… meaningful public legal education builds a better, more inclusive society.Watching the news of the day provides plenty of opportunity to think about what access to justice can mean in criminal matters:
- In Canada, the Gerald Stanley trial for the killing of Colton Boushie raised issues of how police investigations are conducted, when rural residents should have the right to plead self-defence or defence of property when they kill someone who comes onto their property, jury selection rules that effectively exclude Indigenous people, and how racial dynamics and cultural competence of lawyers and judges can affect the process and outcomes (see the extensive analysis here).
- Also in Canada, the 2018 acquittal of Raymond Cormier, who was on trial for causing the death of young Tina Fontaine, was met with outrage, prompting calls for more to be done to protect Indigenous youth in government care.
- Protests following the killing of George Floyd have raised issues of systemic racism and funding of police forces in the United States but also in Canada.
In these cases, A2J is about more than procedure. The justice conversation becomes one of what we want our society to look like. From the Stanley case, do we really want reconciliation? Is it even possible? (and a host of other questions). From the Cormier case, how do we prevent what happened to Tina Fontaine from happening again? From the Floyd case and others like it, does a just society require an ‘iron hand’ and militarization of police forces to maintain order or does it require the opposite?

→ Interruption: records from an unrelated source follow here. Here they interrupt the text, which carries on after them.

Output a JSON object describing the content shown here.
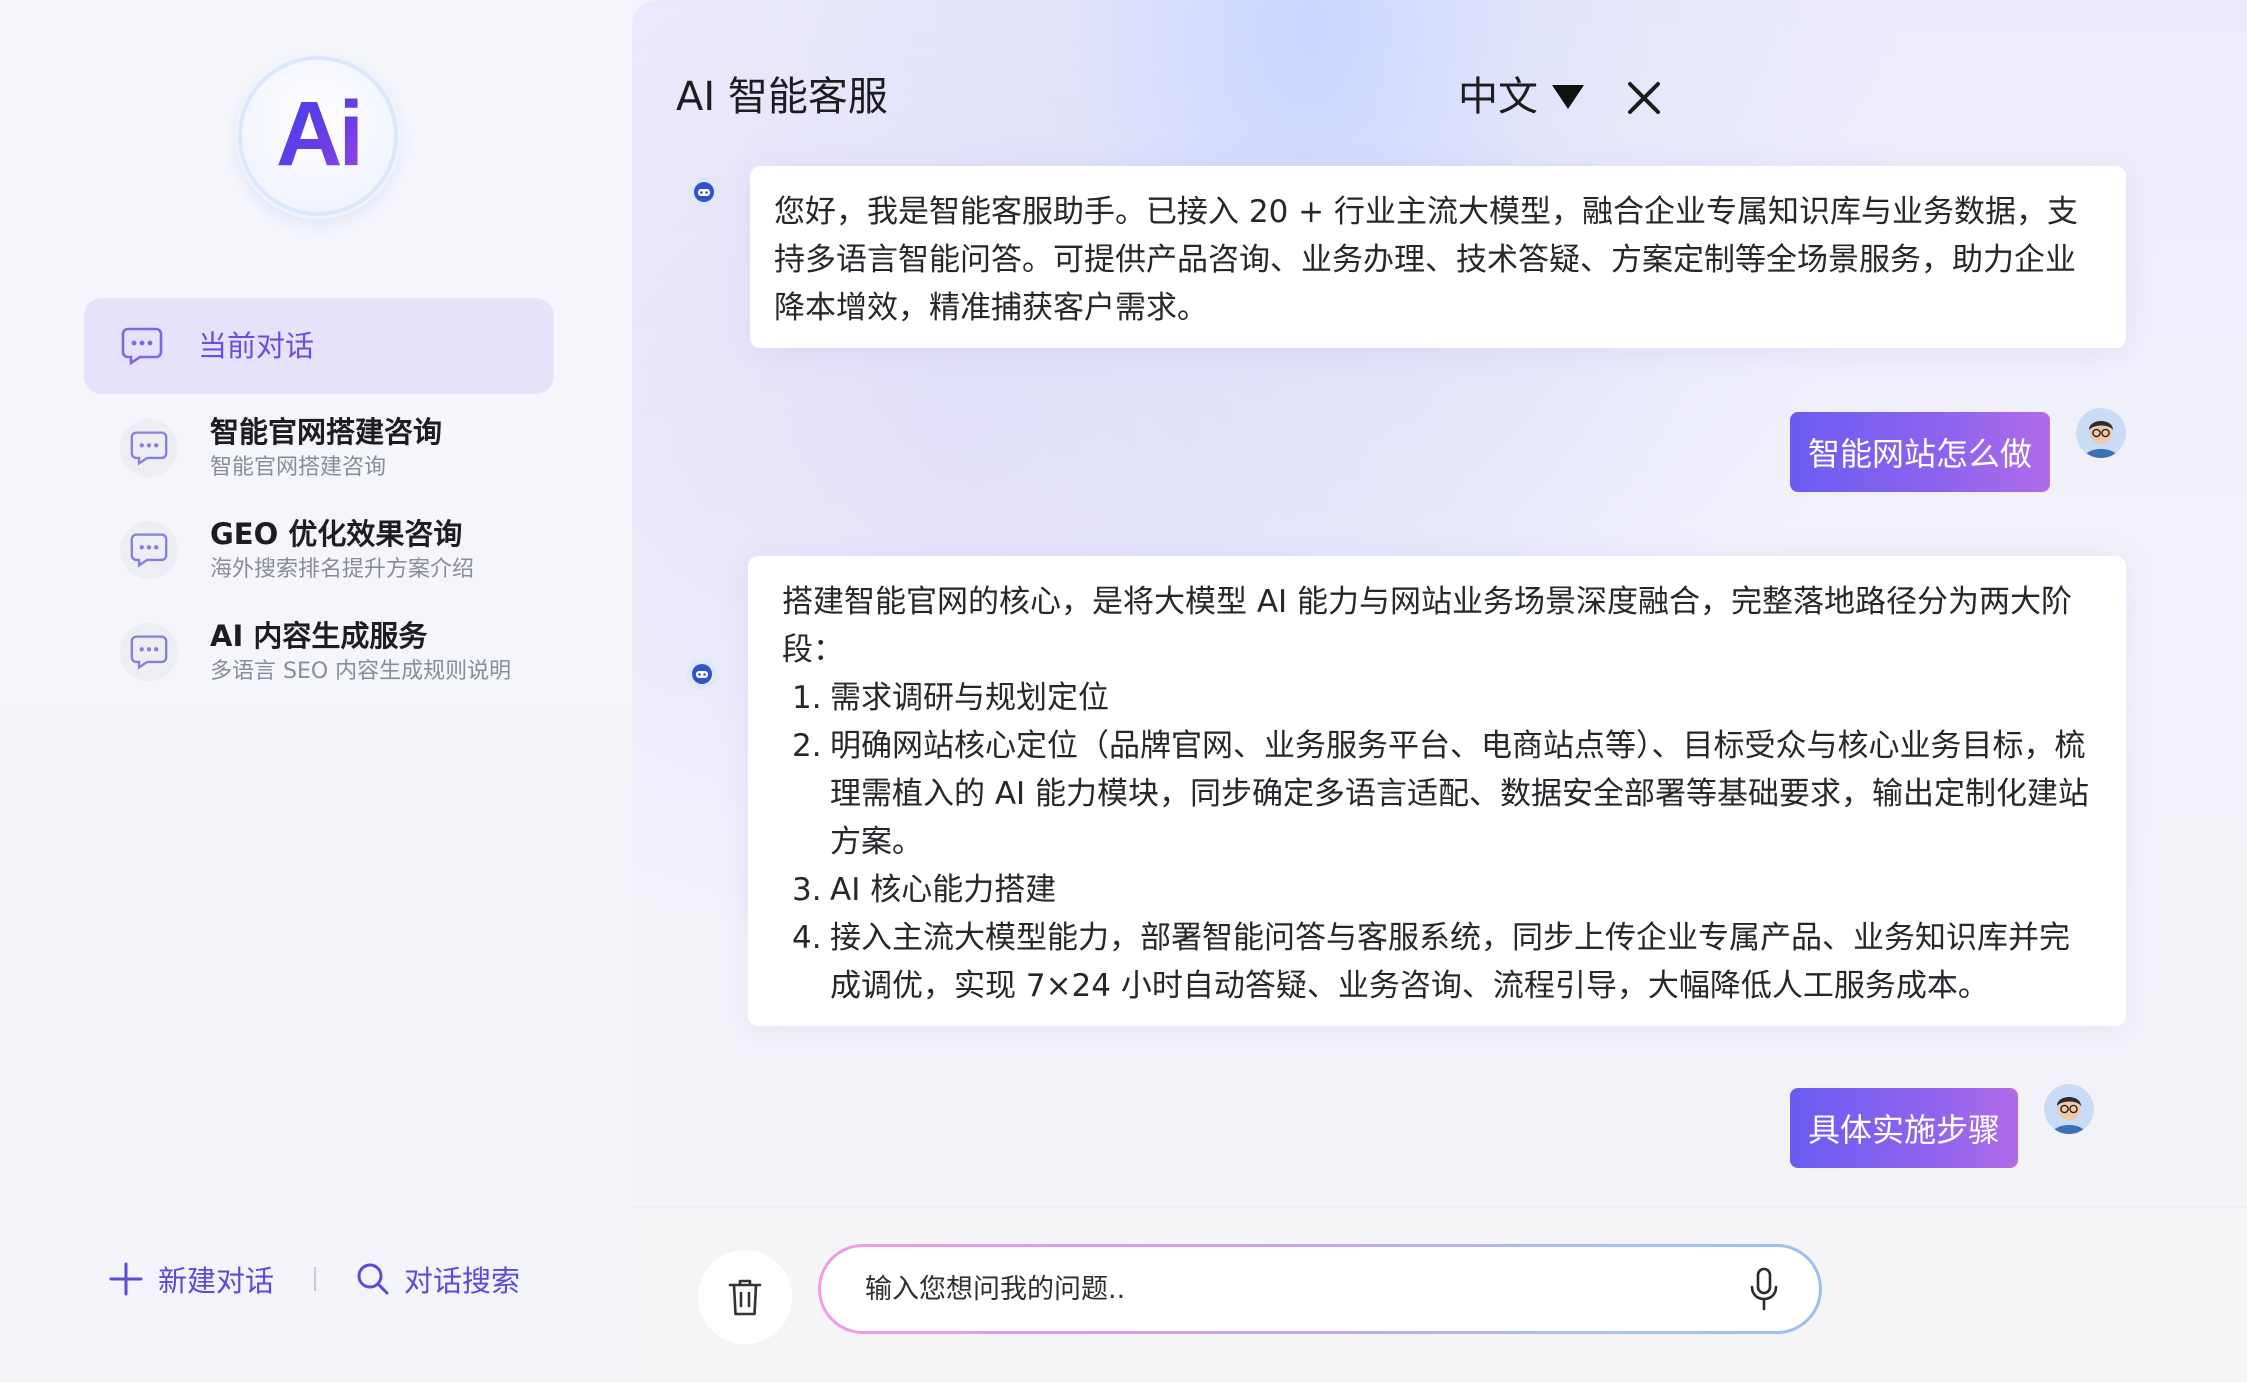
{
  "logo": {
    "text": "Ai"
  },
  "sidebar": {
    "conversations": [
      {
        "title": "当前对话",
        "subtitle": "",
        "active": true
      },
      {
        "title": "智能官网搭建咨询",
        "subtitle": "智能官网搭建咨询",
        "active": false
      },
      {
        "title": "GEO 优化效果咨询",
        "subtitle": "海外搜索排名提升方案介绍",
        "active": false
      },
      {
        "title": "AI 内容生成服务",
        "subtitle": "多语言 SEO 内容生成规则说明",
        "active": false
      }
    ],
    "new_chat_label": "新建对话",
    "search_label": "对话搜索"
  },
  "header": {
    "title": "AI 智能客服",
    "language": "中文"
  },
  "messages": {
    "bot_1": "您好，我是智能客服助手。已接入 20 + 行业主流大模型，融合企业专属知识库与业务数据，支持多语言智能问答。可提供产品咨询、业务办理、技术答疑、方案定制等全场景服务，助力企业降本增效，精准捕获客户需求。",
    "user_1": "智能网站怎么做",
    "bot_2": {
      "intro": "搭建智能官网的核心，是将大模型 AI 能力与网站业务场景深度融合，完整落地路径分为两大阶段：",
      "items": [
        {
          "num": "1.",
          "text": "需求调研与规划定位"
        },
        {
          "num": "2.",
          "text": "明确网站核心定位（品牌官网、业务服务平台、电商站点等）、目标受众与核心业务目标，梳理需植入的 AI 能力模块，同步确定多语言适配、数据安全部署等基础要求，输出定制化建站方案。"
        },
        {
          "num": "3.",
          "text": "AI 核心能力搭建"
        },
        {
          "num": "4.",
          "text": "接入主流大模型能力，部署智能问答与客服系统，同步上传企业专属产品、业务知识库并完成调优，实现 7×24 小时自动答疑、业务咨询、流程引导，大幅降低人工服务成本。"
        }
      ]
    },
    "user_2": "具体实施步骤"
  },
  "input": {
    "placeholder": "输入您想问我的问题..",
    "value": ""
  },
  "colors": {
    "accent": "#6b4ee0",
    "active_item_bg": "#e6e2fa",
    "user_bubble_start": "#6b5cf1",
    "user_bubble_end": "#b06ce8"
  }
}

If we have different ideas about what makes a ‘just society’, then it makes sense that we will not agree about what proper access to justice means. The final three scenarios are examples of legal problems that are neither purely civil nor criminal. A legal problem might be about human rights (example ten). It might come from dealing with any of the hundreds of administrative tribunals across Canada (example eleven). It might be about rights that come from the Canadian Charter of Rights and Freedoms (example twelve).
A2J is best thought of as an aspirational goal that we want to keep moving towards. We can always be taking steps to make things better, even if we will never agree on what complete success would look like.
What is the role of public legal education?
The public legal education work we do at CPLEA helps increase A2J. Meaningful public legal education (borrowing the word from Professors Farrow and Jacobs) is about so much more than giving someone a brochure to explain how a law works (although we do love that part!). It helps individuals by raising their legal capabilities and understanding, hopefully helping them avoid problems in the first place. It helps individuals by shifting the perspective from that of legal system insiders to that of the participants themselves. What problems do they have? What is their perspective? What do they need? How can we help them find a path to a solution? What information can we give others to help them avoid similar problems?
In addition to helping individuals, meaningful public legal education builds a better, more inclusive society. Individuals informed by public legal education have the opportunity to be better citizens. Heathy debate by individuals informed by meaningful public legal education will generate ideas about what justice means and what we want it to mean, how we can best increase access to it and about what kind of society we want. The best ideas will rise to the top.